+++ Supplied material

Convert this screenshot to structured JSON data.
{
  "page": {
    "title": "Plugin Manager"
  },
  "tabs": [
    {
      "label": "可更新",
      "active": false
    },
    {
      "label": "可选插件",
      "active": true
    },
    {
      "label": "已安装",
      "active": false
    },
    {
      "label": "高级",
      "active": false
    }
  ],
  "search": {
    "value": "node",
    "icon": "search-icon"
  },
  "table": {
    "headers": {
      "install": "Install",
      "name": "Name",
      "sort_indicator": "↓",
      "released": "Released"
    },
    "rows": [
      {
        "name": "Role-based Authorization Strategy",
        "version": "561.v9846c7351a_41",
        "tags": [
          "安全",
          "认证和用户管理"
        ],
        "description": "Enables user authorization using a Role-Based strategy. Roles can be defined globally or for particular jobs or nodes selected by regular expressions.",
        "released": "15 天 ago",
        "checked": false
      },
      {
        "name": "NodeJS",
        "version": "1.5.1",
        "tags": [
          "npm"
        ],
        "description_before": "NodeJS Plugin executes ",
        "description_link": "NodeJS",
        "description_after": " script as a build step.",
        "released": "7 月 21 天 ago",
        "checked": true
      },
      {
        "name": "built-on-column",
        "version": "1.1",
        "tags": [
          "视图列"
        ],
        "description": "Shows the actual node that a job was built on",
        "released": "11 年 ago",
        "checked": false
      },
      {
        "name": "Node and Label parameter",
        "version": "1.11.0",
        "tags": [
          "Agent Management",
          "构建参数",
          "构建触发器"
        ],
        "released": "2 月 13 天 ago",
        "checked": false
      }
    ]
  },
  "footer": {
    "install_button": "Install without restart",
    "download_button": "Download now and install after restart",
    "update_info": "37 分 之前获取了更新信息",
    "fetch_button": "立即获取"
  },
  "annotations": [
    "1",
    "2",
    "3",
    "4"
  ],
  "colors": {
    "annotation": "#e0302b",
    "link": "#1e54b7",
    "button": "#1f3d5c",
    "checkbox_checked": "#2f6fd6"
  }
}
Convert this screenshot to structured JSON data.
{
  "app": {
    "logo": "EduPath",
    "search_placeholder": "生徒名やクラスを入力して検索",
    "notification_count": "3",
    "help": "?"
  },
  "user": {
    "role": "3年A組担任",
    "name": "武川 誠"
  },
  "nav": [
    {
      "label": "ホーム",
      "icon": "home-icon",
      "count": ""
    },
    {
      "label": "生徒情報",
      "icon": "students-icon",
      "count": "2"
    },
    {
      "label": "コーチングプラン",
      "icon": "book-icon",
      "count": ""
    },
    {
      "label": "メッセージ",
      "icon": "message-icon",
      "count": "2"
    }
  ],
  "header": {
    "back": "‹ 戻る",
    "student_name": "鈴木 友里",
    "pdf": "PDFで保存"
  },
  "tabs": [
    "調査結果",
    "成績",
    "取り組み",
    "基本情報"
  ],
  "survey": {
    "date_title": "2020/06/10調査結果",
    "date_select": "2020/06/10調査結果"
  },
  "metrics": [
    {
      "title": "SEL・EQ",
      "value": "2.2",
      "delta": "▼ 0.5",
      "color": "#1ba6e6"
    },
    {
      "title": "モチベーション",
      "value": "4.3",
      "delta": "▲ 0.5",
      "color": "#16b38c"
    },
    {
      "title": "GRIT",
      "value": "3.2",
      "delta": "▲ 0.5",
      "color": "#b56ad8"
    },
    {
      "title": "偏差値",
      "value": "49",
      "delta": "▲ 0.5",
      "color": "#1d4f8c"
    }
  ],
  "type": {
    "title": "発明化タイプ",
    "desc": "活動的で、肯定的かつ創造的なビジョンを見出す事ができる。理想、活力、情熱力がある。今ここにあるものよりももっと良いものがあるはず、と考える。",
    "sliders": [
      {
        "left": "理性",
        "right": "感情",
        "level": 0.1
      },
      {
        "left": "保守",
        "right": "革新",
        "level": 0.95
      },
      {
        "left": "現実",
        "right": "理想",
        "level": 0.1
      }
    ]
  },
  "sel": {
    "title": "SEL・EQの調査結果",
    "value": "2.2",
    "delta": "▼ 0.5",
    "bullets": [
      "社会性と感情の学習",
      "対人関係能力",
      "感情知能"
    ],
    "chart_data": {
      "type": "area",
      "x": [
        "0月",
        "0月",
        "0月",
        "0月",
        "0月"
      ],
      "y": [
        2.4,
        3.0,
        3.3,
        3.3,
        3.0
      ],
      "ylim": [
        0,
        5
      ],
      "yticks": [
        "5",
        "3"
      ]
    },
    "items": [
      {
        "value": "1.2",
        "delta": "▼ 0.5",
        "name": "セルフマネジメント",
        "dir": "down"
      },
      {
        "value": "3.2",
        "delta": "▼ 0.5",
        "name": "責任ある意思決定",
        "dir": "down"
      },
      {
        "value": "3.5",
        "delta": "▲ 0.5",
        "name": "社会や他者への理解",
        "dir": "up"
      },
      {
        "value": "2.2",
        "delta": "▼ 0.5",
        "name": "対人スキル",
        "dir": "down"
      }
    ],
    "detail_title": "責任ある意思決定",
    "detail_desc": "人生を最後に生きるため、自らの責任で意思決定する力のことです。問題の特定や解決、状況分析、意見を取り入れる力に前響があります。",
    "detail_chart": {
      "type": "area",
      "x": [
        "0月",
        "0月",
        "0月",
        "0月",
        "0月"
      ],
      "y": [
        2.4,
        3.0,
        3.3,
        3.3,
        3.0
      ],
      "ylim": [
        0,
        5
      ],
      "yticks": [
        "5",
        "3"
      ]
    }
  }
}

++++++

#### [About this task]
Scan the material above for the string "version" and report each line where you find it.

#### [Task answer]
        "version": "561.v9846c7351a_41",
        "version": "1.5.1",
        "version": "1.1",
        "version": "1.11.0",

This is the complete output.